Creating x509 certificates

In this guide we will be using easyrsa 2.0 (which should come with OpenVPN, and already be on your VyOS installation) to generate our certificates. This part can be skipped if you are generating your certificates through some other means.

It will be assumed that all certificates/keys are stored in the /config/auth/keys folder. If you are using your own CA, you can generate csr's using the following command (stored in the /config/auth folder by default), and then sign it with your CA.

generate vpn x509 key-pair <CERTIFICATE>

Setting up

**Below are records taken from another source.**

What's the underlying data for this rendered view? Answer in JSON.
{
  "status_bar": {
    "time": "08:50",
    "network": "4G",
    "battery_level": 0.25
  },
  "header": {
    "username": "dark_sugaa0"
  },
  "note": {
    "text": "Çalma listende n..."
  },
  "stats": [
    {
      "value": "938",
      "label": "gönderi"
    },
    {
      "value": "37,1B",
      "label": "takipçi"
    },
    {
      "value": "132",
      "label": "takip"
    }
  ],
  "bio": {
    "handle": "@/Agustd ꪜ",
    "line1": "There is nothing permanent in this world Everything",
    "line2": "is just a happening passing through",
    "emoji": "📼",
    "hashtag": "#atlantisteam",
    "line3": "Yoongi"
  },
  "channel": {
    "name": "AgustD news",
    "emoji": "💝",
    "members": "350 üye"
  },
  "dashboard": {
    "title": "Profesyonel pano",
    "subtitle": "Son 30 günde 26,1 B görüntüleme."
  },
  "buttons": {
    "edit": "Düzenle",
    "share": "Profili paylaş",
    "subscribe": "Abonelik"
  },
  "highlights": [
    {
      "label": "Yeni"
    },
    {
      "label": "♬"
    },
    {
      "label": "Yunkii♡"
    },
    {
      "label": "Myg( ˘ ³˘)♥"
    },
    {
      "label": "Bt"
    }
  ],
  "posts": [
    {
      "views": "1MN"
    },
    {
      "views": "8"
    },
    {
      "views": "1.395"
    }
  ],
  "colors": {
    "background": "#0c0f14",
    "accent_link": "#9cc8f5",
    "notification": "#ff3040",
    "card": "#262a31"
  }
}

First we will need to copy the easyrsa folder over to our /config/auth folder, as all files here persist during updates.

cp -r /usr/share/doc/openvpn/examples/easy-rsa/2.0/* /config/auth/
cd /config/auth/

Now we need to set up the environment. We do this by "sourcing" the provided vars file, which contains default values used for the creation of certificates. This file can be edited if you wish to change default values before "sourcing" it. The clean-all script removes all previous keys, providing a new environment to create certificates in.

source vars

Building the CA

First we will build our ca. Necessary details can be entered during creation (otherwise if left blank they will be taken from the default values provided in the vars file).


Building certificates

Certificates can be built with the following command.

./build-key <CERTIFICATE>

If you wish to build it with a password, use the following command.

./build-key-pass <CERTIFICATE>

If you skip signing the certificate, you will just need to run an extra command to sign it.

./sign-req <CERTIFICATE>

In some cases (for OpenVPN), certificates for servers need to be built with the following command. This designates the certificate as a server-only certificate by setting nsCertType=server. It will be mentioned when this needs to be used.

./build-key-server <CERTIFICATE>

Building the DH parameters

Next, the DH file need to be built. Note that this is not always required.


Revoking certificates

A certificate can be revoked with a simple command. This will either generate a new crl.pem file if none exists in the keys directory, or add to it. This file then needs to be specified in the configuration for it to be used. It is common to generate a dummy certificate and immediately revoke it, to create a "blank" crl.pem file for use.

./revoke-full <CERTIFICATE>

something something

openssl pkcs12 -export -out certificate.pfx -inkey privateKey.key -in certificate.crt -certfile more.crt